#### [Action item]
What is expected is a word-for-word copy of all the entries.

#### [Records supplied]
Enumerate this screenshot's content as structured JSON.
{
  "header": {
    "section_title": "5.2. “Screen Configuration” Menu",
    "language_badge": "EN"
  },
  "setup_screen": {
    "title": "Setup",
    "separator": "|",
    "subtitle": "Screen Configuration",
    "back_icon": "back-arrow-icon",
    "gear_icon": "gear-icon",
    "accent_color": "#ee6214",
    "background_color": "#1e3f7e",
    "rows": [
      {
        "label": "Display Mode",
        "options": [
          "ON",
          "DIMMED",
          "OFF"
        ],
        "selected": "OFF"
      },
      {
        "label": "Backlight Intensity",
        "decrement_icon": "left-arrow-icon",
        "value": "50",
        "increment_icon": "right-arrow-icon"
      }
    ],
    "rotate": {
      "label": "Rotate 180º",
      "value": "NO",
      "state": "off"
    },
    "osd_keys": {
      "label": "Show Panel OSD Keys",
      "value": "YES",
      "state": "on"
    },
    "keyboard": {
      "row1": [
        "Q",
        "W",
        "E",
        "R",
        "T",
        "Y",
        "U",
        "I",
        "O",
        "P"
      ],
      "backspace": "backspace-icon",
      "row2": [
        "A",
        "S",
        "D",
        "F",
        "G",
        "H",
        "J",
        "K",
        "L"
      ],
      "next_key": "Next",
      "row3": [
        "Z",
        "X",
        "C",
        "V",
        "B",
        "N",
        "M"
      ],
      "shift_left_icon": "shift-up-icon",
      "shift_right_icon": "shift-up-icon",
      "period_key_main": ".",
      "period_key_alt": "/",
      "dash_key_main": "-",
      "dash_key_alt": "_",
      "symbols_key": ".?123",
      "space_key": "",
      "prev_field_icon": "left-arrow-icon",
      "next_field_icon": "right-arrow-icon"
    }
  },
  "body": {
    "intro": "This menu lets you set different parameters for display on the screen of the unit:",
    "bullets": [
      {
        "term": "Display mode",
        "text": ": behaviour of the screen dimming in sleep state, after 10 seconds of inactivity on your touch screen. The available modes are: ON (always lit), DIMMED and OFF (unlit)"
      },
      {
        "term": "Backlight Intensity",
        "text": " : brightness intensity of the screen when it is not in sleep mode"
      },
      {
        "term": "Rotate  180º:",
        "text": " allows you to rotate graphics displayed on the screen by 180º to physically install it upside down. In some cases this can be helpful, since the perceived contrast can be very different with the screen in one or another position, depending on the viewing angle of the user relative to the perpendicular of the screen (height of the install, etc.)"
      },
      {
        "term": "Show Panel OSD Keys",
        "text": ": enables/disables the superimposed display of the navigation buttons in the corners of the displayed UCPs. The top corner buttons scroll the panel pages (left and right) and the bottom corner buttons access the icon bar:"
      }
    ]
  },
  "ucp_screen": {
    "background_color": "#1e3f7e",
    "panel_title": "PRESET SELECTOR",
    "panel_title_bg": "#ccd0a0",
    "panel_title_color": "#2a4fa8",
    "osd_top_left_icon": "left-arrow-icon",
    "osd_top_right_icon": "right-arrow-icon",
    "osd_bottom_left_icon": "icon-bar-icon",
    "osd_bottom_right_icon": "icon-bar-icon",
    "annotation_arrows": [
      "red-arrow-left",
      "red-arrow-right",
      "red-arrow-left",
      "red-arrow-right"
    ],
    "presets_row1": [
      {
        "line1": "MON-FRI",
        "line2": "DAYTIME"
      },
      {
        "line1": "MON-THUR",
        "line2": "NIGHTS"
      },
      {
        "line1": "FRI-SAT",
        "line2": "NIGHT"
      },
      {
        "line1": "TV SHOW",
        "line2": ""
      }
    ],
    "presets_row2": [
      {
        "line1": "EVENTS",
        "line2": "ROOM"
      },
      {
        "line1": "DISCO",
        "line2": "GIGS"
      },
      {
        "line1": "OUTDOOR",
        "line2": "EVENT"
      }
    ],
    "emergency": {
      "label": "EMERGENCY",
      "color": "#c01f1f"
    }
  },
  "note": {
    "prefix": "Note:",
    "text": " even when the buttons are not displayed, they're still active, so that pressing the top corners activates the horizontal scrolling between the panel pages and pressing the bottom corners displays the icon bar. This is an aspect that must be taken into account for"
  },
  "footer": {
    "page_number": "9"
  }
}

#### [Response area]
Enumerate this screenshot's content as structured JSON.
{
  "header": {
    "section_title": "5.2. “Screen Configuration” Menu",
    "language_badge": "EN"
  },
  "setup_screen": {
    "title": "Setup",
    "separator": "|",
    "subtitle": "Screen Configuration",
    "back_icon": "back-arrow-icon",
    "gear_icon": "gear-icon",
    "accent_color": "#ee6214",
    "background_color": "#1e3f7e",
    "rows": [
      {
        "label": "Display Mode",
        "options": [
          "ON",
          "DIMMED",
          "OFF"
        ],
        "selected": "OFF"
      },
      {
        "label": "Backlight Intensity",
        "decrement_icon": "left-arrow-icon",
        "value": "50",
        "increment_icon": "right-arrow-icon"
      }
    ],
    "rotate": {
      "label": "Rotate 180º",
      "value": "NO",
      "state": "off"
    },
    "osd_keys": {
      "label": "Show Panel OSD Keys",
      "value": "YES",
      "state": "on"
    },
    "keyboard": {
      "row1": [
        "Q",
        "W",
        "E",
        "R",
        "T",
        "Y",
        "U",
        "I",
        "O",
        "P"
      ],
      "backspace": "backspace-icon",
      "row2": [
        "A",
        "S",
        "D",
        "F",
        "G",
        "H",
        "J",
        "K",
        "L"
      ],
      "next_key": "Next",
      "row3": [
        "Z",
        "X",
        "C",
        "V",
        "B",
        "N",
        "M"
      ],
      "shift_left_icon": "shift-up-icon",
      "shift_right_icon": "shift-up-icon",
      "period_key_main": ".",
      "period_key_alt": "/",
      "dash_key_main": "-",
      "dash_key_alt": "_",
      "symbols_key": ".?123",
      "space_key": "",
      "prev_field_icon": "left-arrow-icon",
      "next_field_icon": "right-arrow-icon"
    }
  },
  "body": {
    "intro": "This menu lets you set different parameters for display on the screen of the unit:",
    "bullets": [
      {
        "term": "Display mode",
        "text": ": behaviour of the screen dimming in sleep state, after 10 seconds of inactivity on your touch screen. The available modes are: ON (always lit), DIMMED and OFF (unlit)"
      },
      {
        "term": "Backlight Intensity",
        "text": " : brightness intensity of the screen when it is not in sleep mode"
      },
      {
        "term": "Rotate  180º:",
        "text": " allows you to rotate graphics displayed on the screen by 180º to physically install it upside down. In some cases this can be helpful, since the perceived contrast can be very different with the screen in one or another position, depending on the viewing angle of the user relative to the perpendicular of the screen (height of the install, etc.)"
      },
      {
        "term": "Show Panel OSD Keys",
        "text": ": enables/disables the superimposed display of the navigation buttons in the corners of the displayed UCPs. The top corner buttons scroll the panel pages (left and right) and the bottom corner buttons access the icon bar:"
      }
    ]
  },
  "ucp_screen": {
    "background_color": "#1e3f7e",
    "panel_title": "PRESET SELECTOR",
    "panel_title_bg": "#ccd0a0",
    "panel_title_color": "#2a4fa8",
    "osd_top_left_icon": "left-arrow-icon",
    "osd_top_right_icon": "right-arrow-icon",
    "osd_bottom_left_icon": "icon-bar-icon",
    "osd_bottom_right_icon": "icon-bar-icon",
    "annotation_arrows": [
      "red-arrow-left",
      "red-arrow-right",
      "red-arrow-left",
      "red-arrow-right"
    ],
    "presets_row1": [
      {
        "line1": "MON-FRI",
        "line2": "DAYTIME"
      },
      {
        "line1": "MON-THUR",
        "line2": "NIGHTS"
      },
      {
        "line1": "FRI-SAT",
        "line2": "NIGHT"
      },
      {
        "line1": "TV SHOW",
        "line2": ""
      }
    ],
    "presets_row2": [
      {
        "line1": "EVENTS",
        "line2": "ROOM"
      },
      {
        "line1": "DISCO",
        "line2": "GIGS"
      },
      {
        "line1": "OUTDOOR",
        "line2": "EVENT"
      }
    ],
    "emergency": {
      "label": "EMERGENCY",
      "color": "#c01f1f"
    }
  },
  "note": {
    "prefix": "Note:",
    "text": " even when the buttons are not displayed, they're still active, so that pressing the top corners activates the horizontal scrolling between the panel pages and pressing the bottom corners displays the icon bar. This is an aspect that must be taken into account for"
  },
  "footer": {
    "page_number": "9"
  }
}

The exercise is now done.